REQUIRED WORK:
An exact copy of each line below is needed, with no images in it.

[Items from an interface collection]
[Start of Attachment]

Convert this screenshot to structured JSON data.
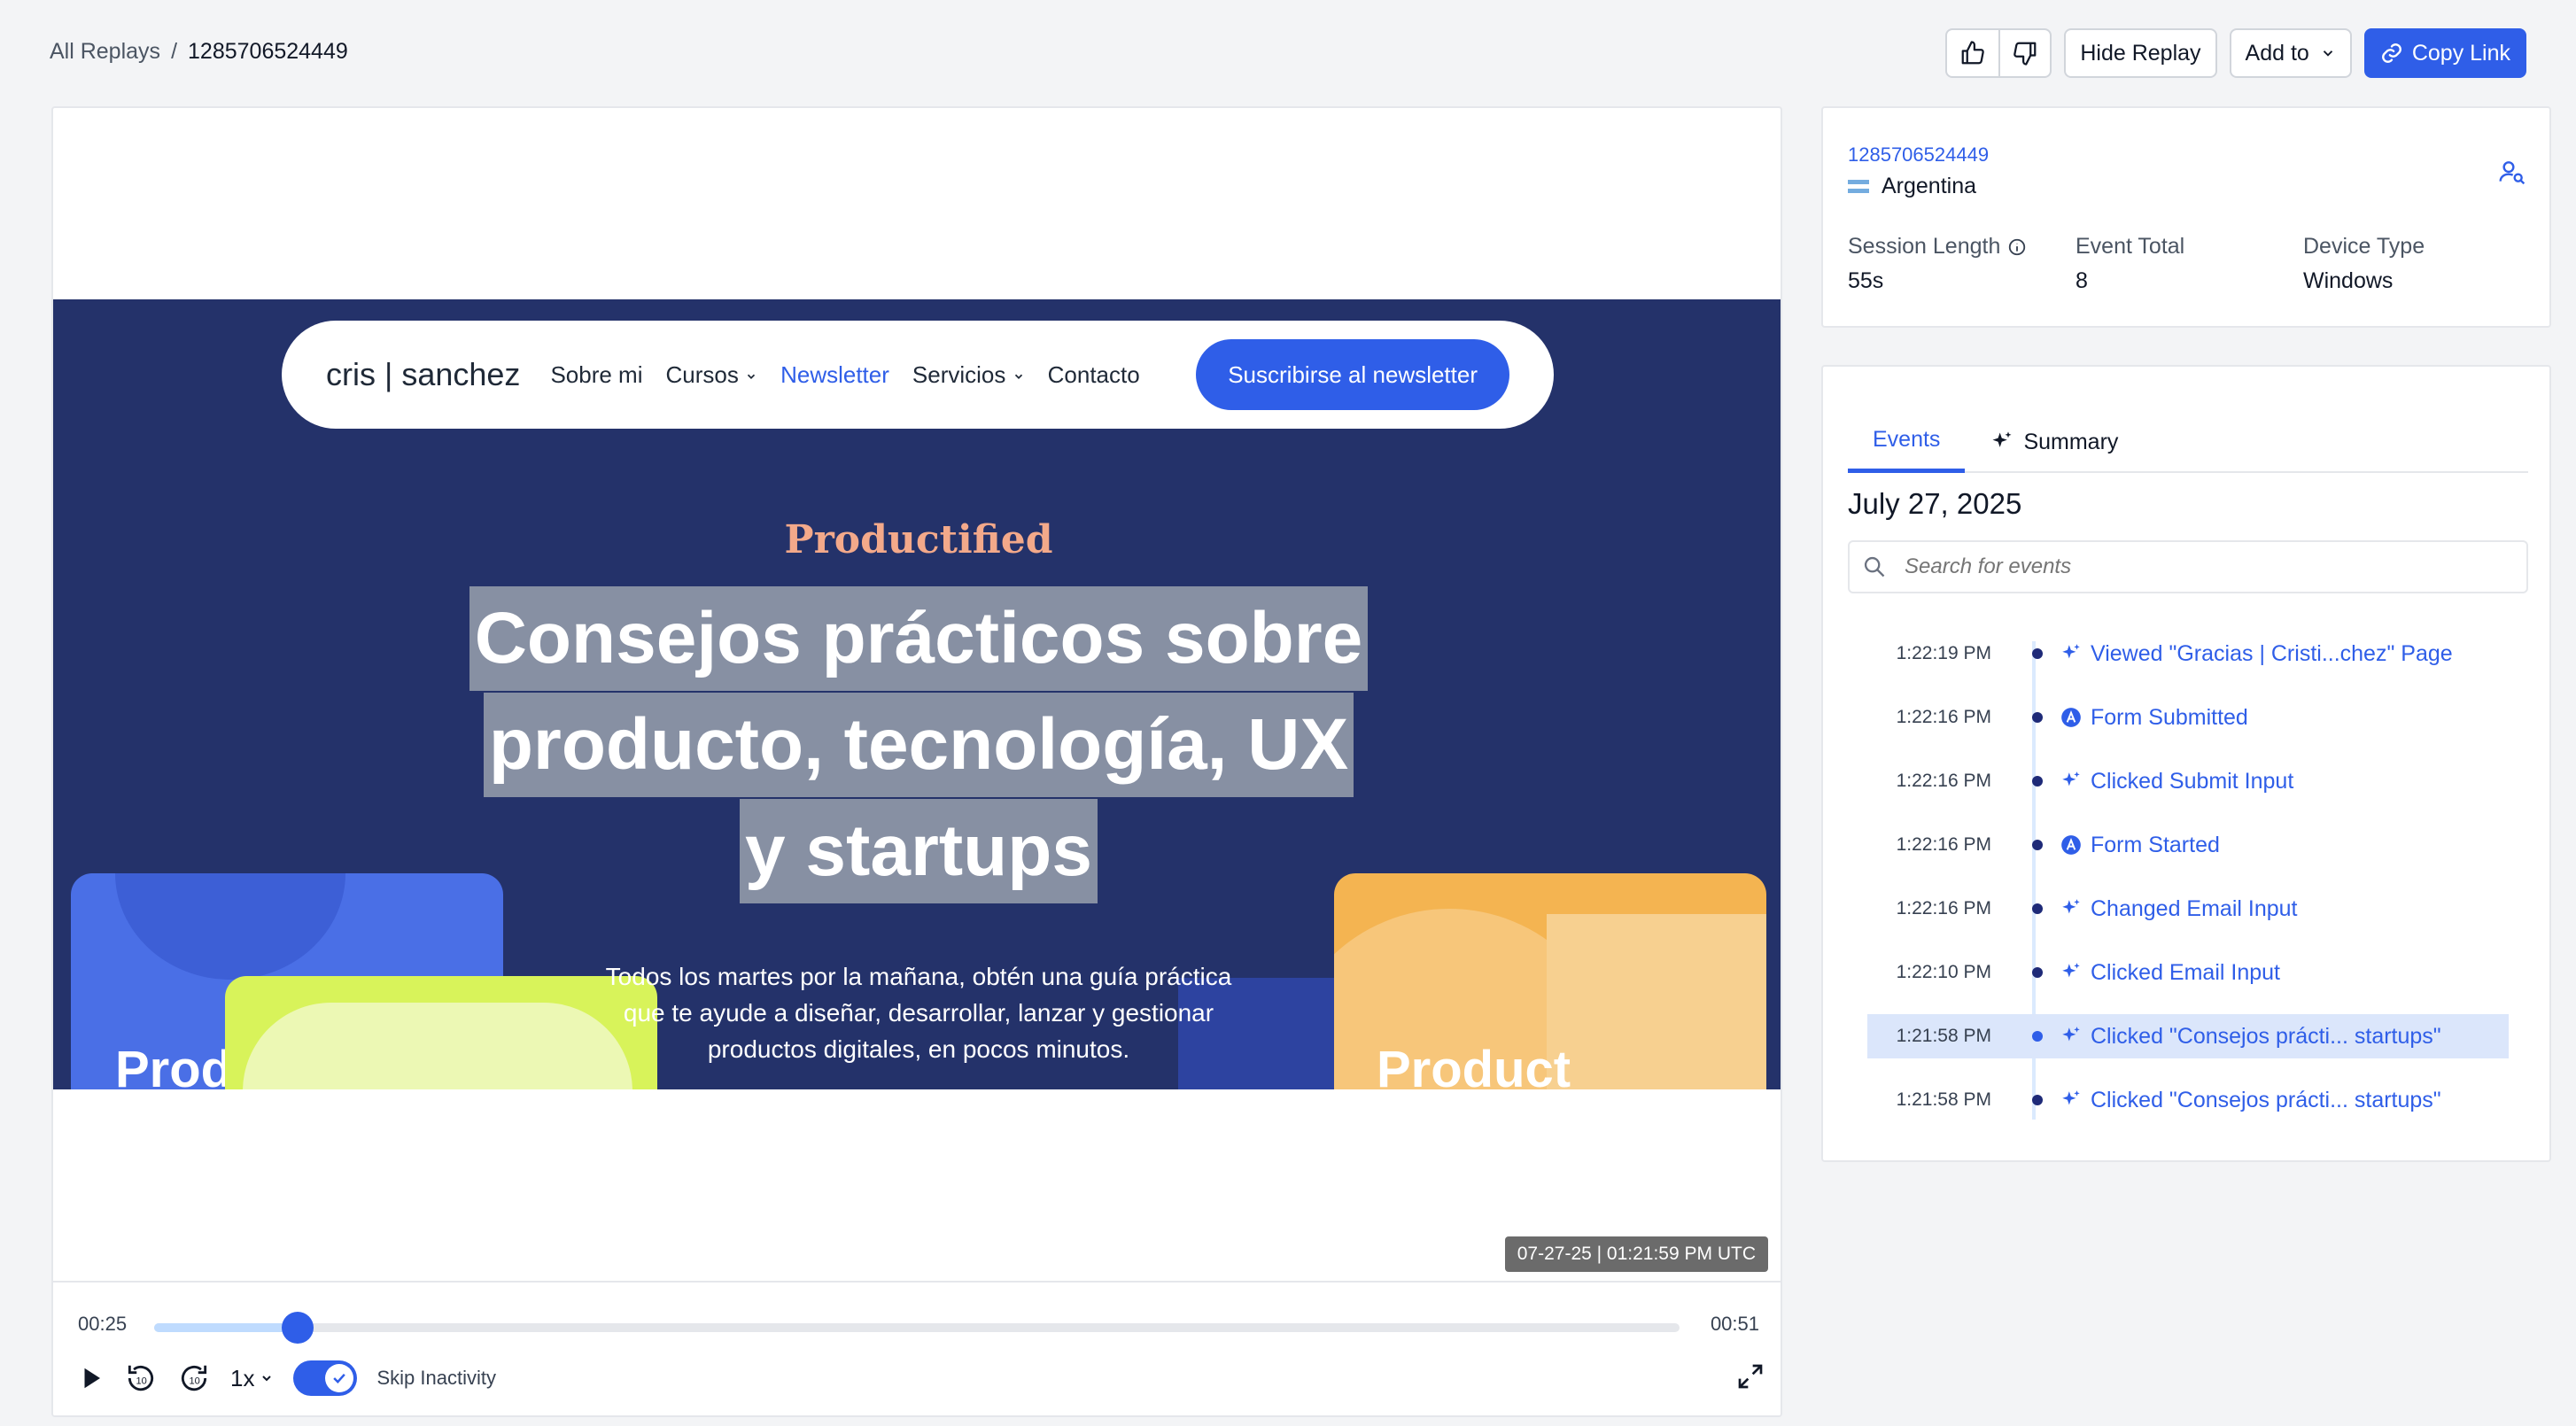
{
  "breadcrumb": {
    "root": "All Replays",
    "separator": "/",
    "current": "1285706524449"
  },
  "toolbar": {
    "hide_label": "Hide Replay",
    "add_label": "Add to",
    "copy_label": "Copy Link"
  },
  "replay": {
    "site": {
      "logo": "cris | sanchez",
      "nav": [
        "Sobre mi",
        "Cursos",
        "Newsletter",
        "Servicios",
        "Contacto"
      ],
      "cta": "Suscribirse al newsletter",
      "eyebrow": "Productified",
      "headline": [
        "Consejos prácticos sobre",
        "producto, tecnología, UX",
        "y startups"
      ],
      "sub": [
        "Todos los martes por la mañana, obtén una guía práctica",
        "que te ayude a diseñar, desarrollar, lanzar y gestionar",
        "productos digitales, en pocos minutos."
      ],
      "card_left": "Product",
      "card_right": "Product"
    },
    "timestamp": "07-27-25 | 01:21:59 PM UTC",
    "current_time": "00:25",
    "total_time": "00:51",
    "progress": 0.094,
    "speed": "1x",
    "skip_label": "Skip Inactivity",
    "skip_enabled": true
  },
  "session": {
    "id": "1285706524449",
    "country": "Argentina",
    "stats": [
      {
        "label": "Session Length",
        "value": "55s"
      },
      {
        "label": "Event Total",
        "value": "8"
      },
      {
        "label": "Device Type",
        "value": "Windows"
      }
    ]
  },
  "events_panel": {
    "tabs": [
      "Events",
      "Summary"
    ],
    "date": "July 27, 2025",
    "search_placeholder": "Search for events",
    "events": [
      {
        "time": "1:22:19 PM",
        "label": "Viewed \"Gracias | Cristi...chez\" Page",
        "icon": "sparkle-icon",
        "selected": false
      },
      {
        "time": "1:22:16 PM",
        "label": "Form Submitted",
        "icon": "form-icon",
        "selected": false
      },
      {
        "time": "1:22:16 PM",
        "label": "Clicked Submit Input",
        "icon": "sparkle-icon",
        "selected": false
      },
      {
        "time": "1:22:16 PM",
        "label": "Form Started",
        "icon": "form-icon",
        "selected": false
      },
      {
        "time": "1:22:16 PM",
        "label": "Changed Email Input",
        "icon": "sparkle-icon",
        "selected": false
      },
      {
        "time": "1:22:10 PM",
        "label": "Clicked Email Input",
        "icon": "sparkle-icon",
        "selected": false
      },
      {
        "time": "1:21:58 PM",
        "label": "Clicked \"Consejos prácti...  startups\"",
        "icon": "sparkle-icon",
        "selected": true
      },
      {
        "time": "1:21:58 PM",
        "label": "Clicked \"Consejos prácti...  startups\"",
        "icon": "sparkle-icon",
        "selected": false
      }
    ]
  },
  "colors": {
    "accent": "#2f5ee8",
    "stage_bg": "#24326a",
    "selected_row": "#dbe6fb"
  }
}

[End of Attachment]

ANSWER TO THIS EXERCISE:
Convert this screenshot to structured JSON data.
{
  "breadcrumb": {
    "root": "All Replays",
    "separator": "/",
    "current": "1285706524449"
  },
  "toolbar": {
    "hide_label": "Hide Replay",
    "add_label": "Add to",
    "copy_label": "Copy Link"
  },
  "replay": {
    "site": {
      "logo": "cris | sanchez",
      "nav": [
        "Sobre mi",
        "Cursos",
        "Newsletter",
        "Servicios",
        "Contacto"
      ],
      "cta": "Suscribirse al newsletter",
      "eyebrow": "Productified",
      "headline": [
        "Consejos prácticos sobre",
        "producto, tecnología, UX",
        "y startups"
      ],
      "sub": [
        "Todos los martes por la mañana, obtén una guía práctica",
        "que te ayude a diseñar, desarrollar, lanzar y gestionar",
        "productos digitales, en pocos minutos."
      ],
      "card_left": "Product",
      "card_right": "Product"
    },
    "timestamp": "07-27-25 | 01:21:59 PM UTC",
    "current_time": "00:25",
    "total_time": "00:51",
    "progress": 0.094,
    "speed": "1x",
    "skip_label": "Skip Inactivity",
    "skip_enabled": true
  },
  "session": {
    "id": "1285706524449",
    "country": "Argentina",
    "stats": [
      {
        "label": "Session Length",
        "value": "55s"
      },
      {
        "label": "Event Total",
        "value": "8"
      },
      {
        "label": "Device Type",
        "value": "Windows"
      }
    ]
  },
  "events_panel": {
    "tabs": [
      "Events",
      "Summary"
    ],
    "date": "July 27, 2025",
    "search_placeholder": "Search for events",
    "events": [
      {
        "time": "1:22:19 PM",
        "label": "Viewed \"Gracias | Cristi...chez\" Page",
        "icon": "sparkle-icon",
        "selected": false
      },
      {
        "time": "1:22:16 PM",
        "label": "Form Submitted",
        "icon": "form-icon",
        "selected": false
      },
      {
        "time": "1:22:16 PM",
        "label": "Clicked Submit Input",
        "icon": "sparkle-icon",
        "selected": false
      },
      {
        "time": "1:22:16 PM",
        "label": "Form Started",
        "icon": "form-icon",
        "selected": false
      },
      {
        "time": "1:22:16 PM",
        "label": "Changed Email Input",
        "icon": "sparkle-icon",
        "selected": false
      },
      {
        "time": "1:22:10 PM",
        "label": "Clicked Email Input",
        "icon": "sparkle-icon",
        "selected": false
      },
      {
        "time": "1:21:58 PM",
        "label": "Clicked \"Consejos prácti...  startups\"",
        "icon": "sparkle-icon",
        "selected": true
      },
      {
        "time": "1:21:58 PM",
        "label": "Clicked \"Consejos prácti...  startups\"",
        "icon": "sparkle-icon",
        "selected": false
      }
    ]
  },
  "colors": {
    "accent": "#2f5ee8",
    "stage_bg": "#24326a",
    "selected_row": "#dbe6fb"
  }
}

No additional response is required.